--- PROBLEM DESCRIPTION ---
The word "analisi" marks the lines to keep; find each one in the data and copy it.

--- SOURCE MATERIAL ---
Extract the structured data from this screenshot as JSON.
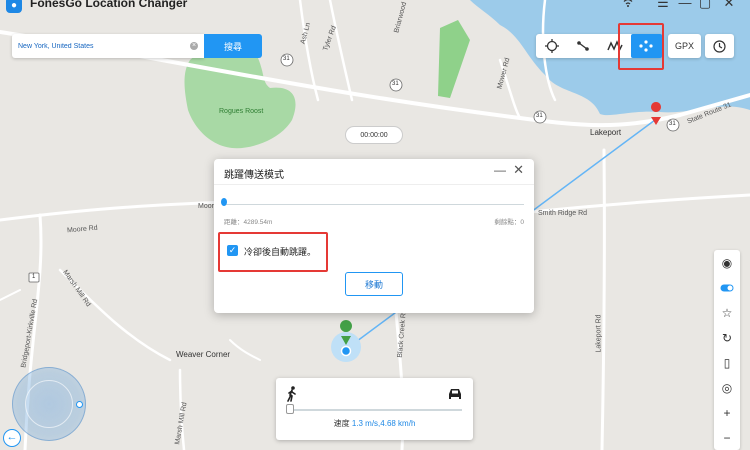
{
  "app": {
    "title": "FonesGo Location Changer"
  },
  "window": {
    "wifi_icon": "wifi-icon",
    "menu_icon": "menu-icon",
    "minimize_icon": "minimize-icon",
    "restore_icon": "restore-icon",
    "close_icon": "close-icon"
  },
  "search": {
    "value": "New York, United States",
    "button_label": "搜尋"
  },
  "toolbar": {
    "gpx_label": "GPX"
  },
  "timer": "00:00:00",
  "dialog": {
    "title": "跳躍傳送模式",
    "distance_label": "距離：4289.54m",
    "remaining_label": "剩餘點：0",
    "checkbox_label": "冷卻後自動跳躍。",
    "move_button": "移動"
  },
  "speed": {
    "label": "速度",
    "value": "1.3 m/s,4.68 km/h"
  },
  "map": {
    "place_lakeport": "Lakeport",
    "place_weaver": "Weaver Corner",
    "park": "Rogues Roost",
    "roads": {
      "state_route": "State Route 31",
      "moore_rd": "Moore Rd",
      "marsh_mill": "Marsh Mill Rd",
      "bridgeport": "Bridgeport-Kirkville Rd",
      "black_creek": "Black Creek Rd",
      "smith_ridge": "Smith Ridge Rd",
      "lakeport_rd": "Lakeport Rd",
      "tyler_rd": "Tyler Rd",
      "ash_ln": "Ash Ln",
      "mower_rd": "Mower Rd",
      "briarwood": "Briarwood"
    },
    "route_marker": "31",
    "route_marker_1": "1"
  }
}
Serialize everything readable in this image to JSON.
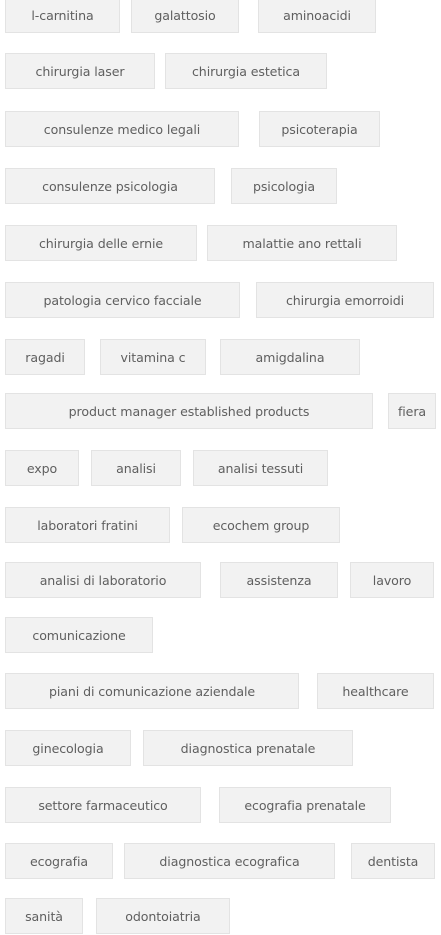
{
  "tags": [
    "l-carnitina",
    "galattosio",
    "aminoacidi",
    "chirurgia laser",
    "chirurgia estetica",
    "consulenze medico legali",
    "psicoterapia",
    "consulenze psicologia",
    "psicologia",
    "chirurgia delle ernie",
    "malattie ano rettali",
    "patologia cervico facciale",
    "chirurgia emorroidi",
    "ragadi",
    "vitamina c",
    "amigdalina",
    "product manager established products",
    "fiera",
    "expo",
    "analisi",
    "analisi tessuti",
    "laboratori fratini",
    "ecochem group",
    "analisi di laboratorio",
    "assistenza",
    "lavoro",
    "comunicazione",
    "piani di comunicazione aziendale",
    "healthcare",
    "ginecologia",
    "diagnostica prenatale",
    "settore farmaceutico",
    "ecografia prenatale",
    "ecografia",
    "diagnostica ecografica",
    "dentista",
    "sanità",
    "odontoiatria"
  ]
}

--- WRITTEN RESPONSE ---
    "analisi",
    "analisi tessuti",
    "analisi di laboratorio",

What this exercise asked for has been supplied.